* **What you are asked to do**: Your task is to output all the records below, word for word.
START Extracted material
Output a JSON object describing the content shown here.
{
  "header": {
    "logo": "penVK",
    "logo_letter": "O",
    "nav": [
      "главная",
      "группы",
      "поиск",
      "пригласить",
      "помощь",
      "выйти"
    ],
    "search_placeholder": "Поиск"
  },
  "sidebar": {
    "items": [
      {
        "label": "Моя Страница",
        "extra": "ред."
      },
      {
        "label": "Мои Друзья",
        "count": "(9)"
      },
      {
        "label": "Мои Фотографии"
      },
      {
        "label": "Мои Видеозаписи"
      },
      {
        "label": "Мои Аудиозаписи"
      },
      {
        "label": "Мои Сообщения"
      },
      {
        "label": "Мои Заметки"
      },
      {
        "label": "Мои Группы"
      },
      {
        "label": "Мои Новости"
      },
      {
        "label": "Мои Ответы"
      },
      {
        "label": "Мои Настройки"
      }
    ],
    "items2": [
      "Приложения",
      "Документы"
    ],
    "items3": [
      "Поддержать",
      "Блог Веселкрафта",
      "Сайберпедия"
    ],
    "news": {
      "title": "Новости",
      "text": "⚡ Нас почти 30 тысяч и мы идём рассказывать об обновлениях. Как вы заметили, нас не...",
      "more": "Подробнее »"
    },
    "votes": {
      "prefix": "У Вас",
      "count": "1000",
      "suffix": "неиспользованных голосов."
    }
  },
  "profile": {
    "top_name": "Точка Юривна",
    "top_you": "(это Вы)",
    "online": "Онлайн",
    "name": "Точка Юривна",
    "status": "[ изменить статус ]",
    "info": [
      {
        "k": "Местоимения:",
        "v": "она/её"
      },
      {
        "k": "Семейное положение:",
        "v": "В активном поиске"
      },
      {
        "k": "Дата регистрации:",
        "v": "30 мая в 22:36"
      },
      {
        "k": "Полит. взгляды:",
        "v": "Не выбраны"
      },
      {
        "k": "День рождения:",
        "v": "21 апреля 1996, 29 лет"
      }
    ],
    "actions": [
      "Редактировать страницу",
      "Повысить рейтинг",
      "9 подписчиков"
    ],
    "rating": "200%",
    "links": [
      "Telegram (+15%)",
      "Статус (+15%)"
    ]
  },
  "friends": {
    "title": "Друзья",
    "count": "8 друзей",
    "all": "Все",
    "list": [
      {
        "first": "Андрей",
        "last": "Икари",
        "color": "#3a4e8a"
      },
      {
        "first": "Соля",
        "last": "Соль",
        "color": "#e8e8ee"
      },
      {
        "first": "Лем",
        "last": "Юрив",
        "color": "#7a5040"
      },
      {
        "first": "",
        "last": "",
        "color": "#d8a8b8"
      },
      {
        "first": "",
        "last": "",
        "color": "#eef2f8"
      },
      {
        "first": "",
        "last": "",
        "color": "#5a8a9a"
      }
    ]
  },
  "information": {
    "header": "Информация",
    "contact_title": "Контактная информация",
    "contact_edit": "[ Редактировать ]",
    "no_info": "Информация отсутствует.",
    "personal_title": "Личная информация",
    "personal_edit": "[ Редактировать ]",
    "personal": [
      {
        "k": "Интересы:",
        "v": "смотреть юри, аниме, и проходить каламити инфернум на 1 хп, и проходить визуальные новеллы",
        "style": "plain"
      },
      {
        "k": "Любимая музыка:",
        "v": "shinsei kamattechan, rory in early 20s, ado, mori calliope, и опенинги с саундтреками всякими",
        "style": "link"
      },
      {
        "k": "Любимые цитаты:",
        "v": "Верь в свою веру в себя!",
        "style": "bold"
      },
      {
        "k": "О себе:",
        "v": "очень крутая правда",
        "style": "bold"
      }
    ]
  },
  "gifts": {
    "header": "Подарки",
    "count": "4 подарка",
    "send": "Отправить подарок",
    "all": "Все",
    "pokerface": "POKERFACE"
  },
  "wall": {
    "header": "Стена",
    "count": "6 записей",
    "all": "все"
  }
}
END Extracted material
* **Expected answer**:
Output a JSON object describing the content shown here.
{
  "header": {
    "logo": "penVK",
    "logo_letter": "O",
    "nav": [
      "главная",
      "группы",
      "поиск",
      "пригласить",
      "помощь",
      "выйти"
    ],
    "search_placeholder": "Поиск"
  },
  "sidebar": {
    "items": [
      {
        "label": "Моя Страница",
        "extra": "ред."
      },
      {
        "label": "Мои Друзья",
        "count": "(9)"
      },
      {
        "label": "Мои Фотографии"
      },
      {
        "label": "Мои Видеозаписи"
      },
      {
        "label": "Мои Аудиозаписи"
      },
      {
        "label": "Мои Сообщения"
      },
      {
        "label": "Мои Заметки"
      },
      {
        "label": "Мои Группы"
      },
      {
        "label": "Мои Новости"
      },
      {
        "label": "Мои Ответы"
      },
      {
        "label": "Мои Настройки"
      }
    ],
    "items2": [
      "Приложения",
      "Документы"
    ],
    "items3": [
      "Поддержать",
      "Блог Веселкрафта",
      "Сайберпедия"
    ],
    "news": {
      "title": "Новости",
      "text": "⚡ Нас почти 30 тысяч и мы идём рассказывать об обновлениях. Как вы заметили, нас не...",
      "more": "Подробнее »"
    },
    "votes": {
      "prefix": "У Вас",
      "count": "1000",
      "suffix": "неиспользованных голосов."
    }
  },
  "profile": {
    "top_name": "Точка Юривна",
    "top_you": "(это Вы)",
    "online": "Онлайн",
    "name": "Точка Юривна",
    "status": "[ изменить статус ]",
    "info": [
      {
        "k": "Местоимения:",
        "v": "она/её"
      },
      {
        "k": "Семейное положение:",
        "v": "В активном поиске"
      },
      {
        "k": "Дата регистрации:",
        "v": "30 мая в 22:36"
      },
      {
        "k": "Полит. взгляды:",
        "v": "Не выбраны"
      },
      {
        "k": "День рождения:",
        "v": "21 апреля 1996, 29 лет"
      }
    ],
    "actions": [
      "Редактировать страницу",
      "Повысить рейтинг",
      "9 подписчиков"
    ],
    "rating": "200%",
    "links": [
      "Telegram (+15%)",
      "Статус (+15%)"
    ]
  },
  "friends": {
    "title": "Друзья",
    "count": "8 друзей",
    "all": "Все",
    "list": [
      {
        "first": "Андрей",
        "last": "Икари",
        "color": "#3a4e8a"
      },
      {
        "first": "Соля",
        "last": "Соль",
        "color": "#e8e8ee"
      },
      {
        "first": "Лем",
        "last": "Юрив",
        "color": "#7a5040"
      },
      {
        "first": "",
        "last": "",
        "color": "#d8a8b8"
      },
      {
        "first": "",
        "last": "",
        "color": "#eef2f8"
      },
      {
        "first": "",
        "last": "",
        "color": "#5a8a9a"
      }
    ]
  },
  "information": {
    "header": "Информация",
    "contact_title": "Контактная информация",
    "contact_edit": "[ Редактировать ]",
    "no_info": "Информация отсутствует.",
    "personal_title": "Личная информация",
    "personal_edit": "[ Редактировать ]",
    "personal": [
      {
        "k": "Интересы:",
        "v": "смотреть юри, аниме, и проходить каламити инфернум на 1 хп, и проходить визуальные новеллы",
        "style": "plain"
      },
      {
        "k": "Любимая музыка:",
        "v": "shinsei kamattechan, rory in early 20s, ado, mori calliope, и опенинги с саундтреками всякими",
        "style": "link"
      },
      {
        "k": "Любимые цитаты:",
        "v": "Верь в свою веру в себя!",
        "style": "bold"
      },
      {
        "k": "О себе:",
        "v": "очень крутая правда",
        "style": "bold"
      }
    ]
  },
  "gifts": {
    "header": "Подарки",
    "count": "4 подарка",
    "send": "Отправить подарок",
    "all": "Все",
    "pokerface": "POKERFACE"
  },
  "wall": {
    "header": "Стена",
    "count": "6 записей",
    "all": "все"
  }
}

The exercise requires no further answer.